Stigma against rape survivors undermines efforts to combat sexual violence in conflict

Report
from Tearfund
Published on 25 Nov 2016

· Research across four conflict-affected countries shows stigma is preventing survivors of sexual violence from accessing medical care and legal support.

· Aid agency Tearfund calls for greater investment in addressing the root causes of violence and stigma and building support networks for survivors of sexual violence.

Unless more is done to change attitudes and break taboos around sexual violence, survivors will continue to suffer alone without access to essential medical and support services, aid agency Tearfund said today.

Donors, governments and aid agencies must go beyond the provision of services such as healthcare, and urgently invest in the difficult task of tackling attitudes and perceptions if the fight against sexual violence is to be won, the agency said.

On the International Day for the Elimination of Violence Against Women, and the week before the UK Government meets with experts and survivors to agree an action plan on stigma, Tearfund says that much more needs to be done globally to prevent survivors from being rejected by their families and communities following sexual violence.

Research over three years across Myanmar, the Democratic Republic of Congo (DRC), Colombia and the Central African Republic (CAR) shows the devastating impact of stigma, which cuts across continents and conflicts.

Speaking to more than 325 women, Tearfund found that survivors experienced an overwhelming fear of speaking out or accessing help. The vast majority of women stayed silent in order to prevent further rejection or abuse from those closest to them.

Tearfund’s Head of Sexual Violence, Veena O'Sullivan said: “We spoke to women who suffered brutal rape only to be rejected and ostracised by their families and communities. Stigma is preventing women from getting the medical, legal, economic and psychological support they so desperately need. Tackling the root causes of violence and stigma takes time and is complicated but governments and aid agencies must invest in training and support, working within communities to change attitudes, so survivors can recover from trauma and rebuild their lives.”

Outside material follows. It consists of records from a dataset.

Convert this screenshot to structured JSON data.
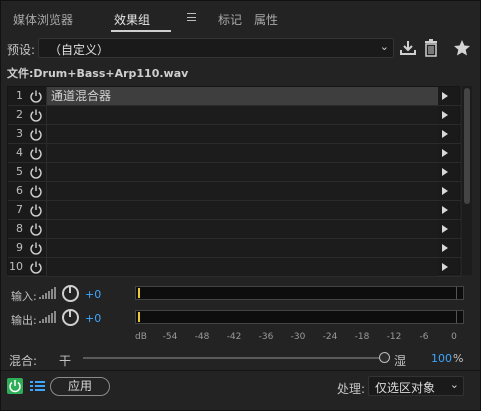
{
  "tabs": [
    {
      "label": "媒体浏览器",
      "active": false
    },
    {
      "label": "效果组",
      "active": true
    },
    {
      "label": "标记",
      "active": false
    },
    {
      "label": "属性",
      "active": false
    }
  ],
  "preset": {
    "label": "预设:",
    "value": "（自定义）"
  },
  "file": {
    "label": "文件:Drum+Bass+Arp110.wav"
  },
  "rack": {
    "rows": [
      {
        "num": "1",
        "effect": "通道混合器"
      },
      {
        "num": "2",
        "effect": ""
      },
      {
        "num": "3",
        "effect": ""
      },
      {
        "num": "4",
        "effect": ""
      },
      {
        "num": "5",
        "effect": ""
      },
      {
        "num": "6",
        "effect": ""
      },
      {
        "num": "7",
        "effect": ""
      },
      {
        "num": "8",
        "effect": ""
      },
      {
        "num": "9",
        "effect": ""
      },
      {
        "num": "10",
        "effect": ""
      }
    ]
  },
  "input": {
    "label": "输入:",
    "gain": "+0"
  },
  "output": {
    "label": "输出:",
    "gain": "+0"
  },
  "scale": {
    "ticks": [
      "dB",
      "-54",
      "-48",
      "-42",
      "-36",
      "-30",
      "-24",
      "-18",
      "-12",
      "-6",
      "0"
    ]
  },
  "mix": {
    "label": "混合:",
    "dry": "干",
    "wet": "湿",
    "value": "100",
    "unit": "%",
    "level": 1.0
  },
  "bottom": {
    "apply_label": "应用",
    "process_label": "处理:",
    "process_value": "仅选区对象"
  },
  "colors": {
    "accent": "#3ea6ff",
    "power_on": "#2fae59",
    "meter_peak": "#e8c93b"
  }
}
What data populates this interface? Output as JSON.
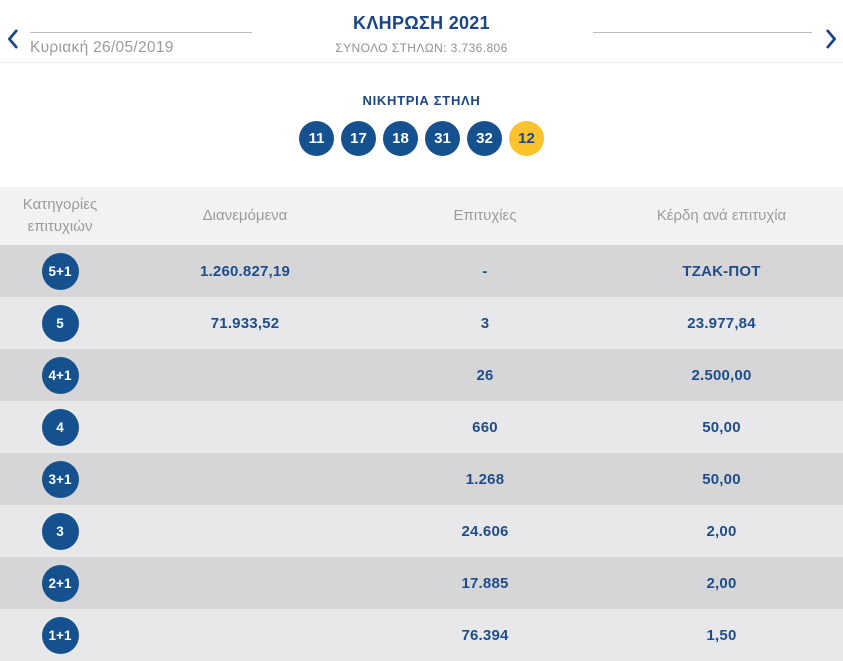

Survivors in DRC and CAR, many of whom reported they had been gang raped by armed men during conflict, often in public, said that their trauma was compounded by being abandoned by their husbands or immediate family as a direct result of their ordeal. Even where services were available, very few sought the medical support they needed due to fear of stigma.

In Colombia, women spoke of the same fear of rejection and abandonment. A third of the women said they had been abandoned by their husbands as a result of being raped by armed men. Women reported being afraid of reprisals, threats or death if they spoke out.

Rejection and mistreatment of survivors by communities in Myanmar was also common, with some churches forcing women to confess to their own guilt or marry the man that attacked them. Some women were ordered to leave their villages or homes. One survivor was asked to pay a fine to the community, forcing her into debt.

O'Sullivan said: “We know that survivors often turn to faith groups for safety and support, but religious leaders all too often reinforce the shame and stigma of the wider community. Yet we’ve also seen how with enough training and support, faith leaders can instead play a key role in transforming attitudes within their community – for example, in tackling stigma around HIV.

“Ending stigma can be life saving. The same shift in attitudes can happen with sexual violence – and for the countless women, men, boys and girls suffering in silence today, it has to.”

For interviews with sexual violence survivors or Tearfund experts, contact Anna Ridout at anna.ridout@tearfund.org or on +44 (0)7740 933518 or the out of office mobile +44 (0)7710 573749.